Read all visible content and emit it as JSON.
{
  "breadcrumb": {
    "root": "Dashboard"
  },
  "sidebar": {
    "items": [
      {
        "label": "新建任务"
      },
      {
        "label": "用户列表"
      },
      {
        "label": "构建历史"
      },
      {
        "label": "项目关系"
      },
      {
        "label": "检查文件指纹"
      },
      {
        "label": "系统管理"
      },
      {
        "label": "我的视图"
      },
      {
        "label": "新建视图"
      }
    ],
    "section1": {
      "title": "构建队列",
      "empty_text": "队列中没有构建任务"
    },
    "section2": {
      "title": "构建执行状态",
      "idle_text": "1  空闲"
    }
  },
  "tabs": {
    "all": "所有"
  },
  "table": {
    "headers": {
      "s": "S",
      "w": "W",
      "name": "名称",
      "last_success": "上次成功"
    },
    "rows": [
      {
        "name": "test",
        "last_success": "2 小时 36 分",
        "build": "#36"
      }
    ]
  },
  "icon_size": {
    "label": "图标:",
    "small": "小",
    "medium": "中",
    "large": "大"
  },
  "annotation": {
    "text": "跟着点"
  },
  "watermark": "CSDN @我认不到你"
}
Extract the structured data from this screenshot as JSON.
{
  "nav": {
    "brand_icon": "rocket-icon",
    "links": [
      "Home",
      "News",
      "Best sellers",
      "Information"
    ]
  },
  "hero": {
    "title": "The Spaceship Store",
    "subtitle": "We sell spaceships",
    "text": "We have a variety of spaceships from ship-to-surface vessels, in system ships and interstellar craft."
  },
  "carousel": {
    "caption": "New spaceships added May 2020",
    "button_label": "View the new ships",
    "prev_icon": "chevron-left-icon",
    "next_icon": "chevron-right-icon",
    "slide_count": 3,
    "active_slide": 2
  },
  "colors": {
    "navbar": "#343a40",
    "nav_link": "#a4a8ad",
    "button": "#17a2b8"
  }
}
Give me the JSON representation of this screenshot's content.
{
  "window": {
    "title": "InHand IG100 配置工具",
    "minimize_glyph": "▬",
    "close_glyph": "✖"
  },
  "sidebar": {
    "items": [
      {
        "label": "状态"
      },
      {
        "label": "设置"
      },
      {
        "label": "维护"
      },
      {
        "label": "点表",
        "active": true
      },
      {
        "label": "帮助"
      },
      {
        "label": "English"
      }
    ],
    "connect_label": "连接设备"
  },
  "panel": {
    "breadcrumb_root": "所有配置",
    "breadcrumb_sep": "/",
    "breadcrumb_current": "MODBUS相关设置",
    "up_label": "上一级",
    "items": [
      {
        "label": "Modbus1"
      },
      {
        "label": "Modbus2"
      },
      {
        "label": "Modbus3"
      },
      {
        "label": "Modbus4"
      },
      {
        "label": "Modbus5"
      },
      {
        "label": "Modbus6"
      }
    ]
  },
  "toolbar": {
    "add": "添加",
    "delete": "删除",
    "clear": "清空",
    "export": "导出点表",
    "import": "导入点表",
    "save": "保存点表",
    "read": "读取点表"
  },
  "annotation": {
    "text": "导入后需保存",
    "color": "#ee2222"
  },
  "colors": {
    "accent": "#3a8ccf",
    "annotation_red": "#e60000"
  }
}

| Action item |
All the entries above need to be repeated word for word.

| Task output |
Read all visible content and emit it as JSON.
{
  "breadcrumb": {
    "root": "Dashboard"
  },
  "sidebar": {
    "items": [
      {
        "label": "新建任务"
      },
      {
        "label": "用户列表"
      },
      {
        "label": "构建历史"
      },
      {
        "label": "项目关系"
      },
      {
        "label": "检查文件指纹"
      },
      {
        "label": "系统管理"
      },
      {
        "label": "我的视图"
      },
      {
        "label": "新建视图"
      }
    ],
    "section1": {
      "title": "构建队列",
      "empty_text": "队列中没有构建任务"
    },
    "section2": {
      "title": "构建执行状态",
      "idle_text": "1  空闲"
    }
  },
  "tabs": {
    "all": "所有"
  },
  "table": {
    "headers": {
      "s": "S",
      "w": "W",
      "name": "名称",
      "last_success": "上次成功"
    },
    "rows": [
      {
        "name": "test",
        "last_success": "2 小时 36 分",
        "build": "#36"
      }
    ]
  },
  "icon_size": {
    "label": "图标:",
    "small": "小",
    "medium": "中",
    "large": "大"
  },
  "annotation": {
    "text": "跟着点"
  },
  "watermark": "CSDN @我认不到你"
}
Extract the structured data from this screenshot as JSON.
{
  "nav": {
    "brand_icon": "rocket-icon",
    "links": [
      "Home",
      "News",
      "Best sellers",
      "Information"
    ]
  },
  "hero": {
    "title": "The Spaceship Store",
    "subtitle": "We sell spaceships",
    "text": "We have a variety of spaceships from ship-to-surface vessels, in system ships and interstellar craft."
  },
  "carousel": {
    "caption": "New spaceships added May 2020",
    "button_label": "View the new ships",
    "prev_icon": "chevron-left-icon",
    "next_icon": "chevron-right-icon",
    "slide_count": 3,
    "active_slide": 2
  },
  "colors": {
    "navbar": "#343a40",
    "nav_link": "#a4a8ad",
    "button": "#17a2b8"
  }
}
Give me the JSON representation of this screenshot's content.
{
  "window": {
    "title": "InHand IG100 配置工具",
    "minimize_glyph": "▬",
    "close_glyph": "✖"
  },
  "sidebar": {
    "items": [
      {
        "label": "状态"
      },
      {
        "label": "设置"
      },
      {
        "label": "维护"
      },
      {
        "label": "点表",
        "active": true
      },
      {
        "label": "帮助"
      },
      {
        "label": "English"
      }
    ],
    "connect_label": "连接设备"
  },
  "panel": {
    "breadcrumb_root": "所有配置",
    "breadcrumb_sep": "/",
    "breadcrumb_current": "MODBUS相关设置",
    "up_label": "上一级",
    "items": [
      {
        "label": "Modbus1"
      },
      {
        "label": "Modbus2"
      },
      {
        "label": "Modbus3"
      },
      {
        "label": "Modbus4"
      },
      {
        "label": "Modbus5"
      },
      {
        "label": "Modbus6"
      }
    ]
  },
  "toolbar": {
    "add": "添加",
    "delete": "删除",
    "clear": "清空",
    "export": "导出点表",
    "import": "导入点表",
    "save": "保存点表",
    "read": "读取点表"
  },
  "annotation": {
    "text": "导入后需保存",
    "color": "#ee2222"
  },
  "colors": {
    "accent": "#3a8ccf",
    "annotation_red": "#e60000"
  }
}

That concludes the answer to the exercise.